Which Breast Implants are Being Investigated?
For a full list of which breast implants are in question visit the TGA’s website.
 TGA figures current as of 9 April 2019 that arose from research co-ordinated by Australian Plastic Surgeons however data collection and analysis is ongoing, and the numbers are reviewed continually
Breast Implant Swelling or Pain Alert & BIA-ALCL
For reference – Original Blog posted July 2019
Watch for Sudden Breast Implant Swelling or Pain – It could be BIA-ALCL – Anaplastic Large Cell Lymphoma. The Australian Society of Plastic Surgeons recommends women with breast implants monitor for any changes or swelling in their breasts and if it occurs to contact their surgeon. Especially sudden breast swelling – 4 to 10+ years after breast implants. Breast Implant Associated-Anaplastic Large Cell Lymphoma (BIA-ALCL) is a rare cancer that can be effectively treated if detected early. There is a lot of confusion in the community surrounding BIA-ALCL therefore we seek to clarify the known facts.
Facts associated with BIA-ALCL
- It is NOT breast cancer – It is a cancer of lymphatic cells and a form of Non-Hodgkin’s Lymphoma
- It occurs in association with breast implants and to date exclusively with exposure to textured implants (ie. no case has been reported with exposure to smooth implants alone)
- It occurs in women who have had implants for both cosmetic and reconstructive indications
- It takes an average of 7-10 years after implant insertion before it develops

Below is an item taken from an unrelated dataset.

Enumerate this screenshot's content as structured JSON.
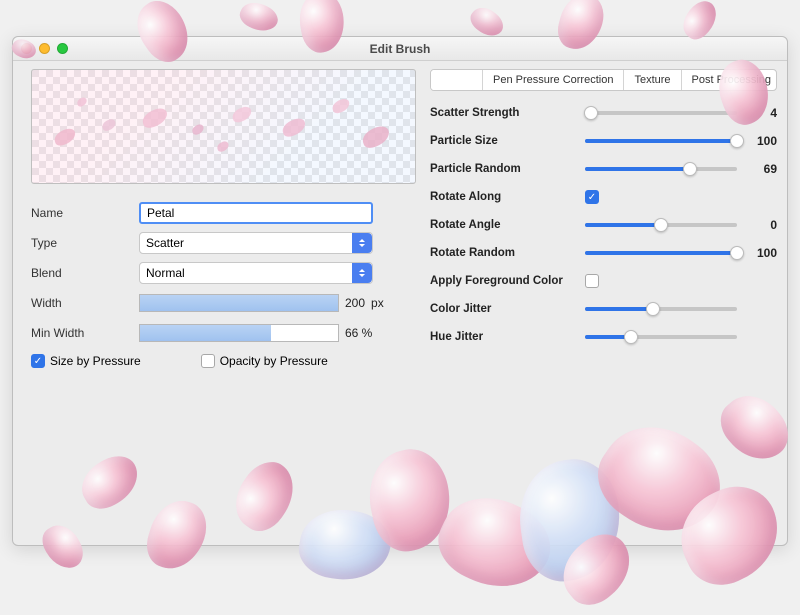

- The commonest presentation is a fluid swelling around the breast implant and in the space between the implant and breast implant capsule. The diagnosis of the tumour is made by examination of the fluid
- Early stage disease is curative with surgery alone
- Disease which has spread through the capsule, forming a mass, or which has spread to local lymph glands carries a worse prognosis
Risks of textured Implants – BIA ALCL
A detailed study in Australia and New Zealand showed that the risk for implants with a higher surface area texture ( known as Textured implants) was around 10 times higher.
Dr Carmen’s BIA ALCL Implant Recommendations about Breast Implant Swelling
All patients undergoing breast implant surgery must be provided with informed consent that includes a discussion of risks of BIA-ALCL. Implant selection should take into account what the patient already has, what the goals are, the patient’s lifestyle and the risks relative to various implant options.
Implant-specific risk should be discussed in the context of the overall benefits of a particular implant type and/or texture. Routine implant removal is not indicated for asymptomatic women with breast implants including textured implants.
Any patient with implants who notices a change in their breasts should seek advice. The overwhelming majority will NOT have BIA-ALCL.
Further Reading – Medical References
- TGA Update on BIA-ALCL – Breast implants and anaplastic large cell lymphoma
- TGA information for HEalth professionals on BIA-ALCL
Further Reading about Body Procedures with Dr Carmen
- Read Dr Carmen’s Blog about Compression Garments after Body Lift
- Read Dr Carmen’s Blog about How Can I Reduce Swelling and Bruising After Body Lift Surgery
- Read Dr Carmen’s Blog about How to Reduce Scars after Body Lift Surgery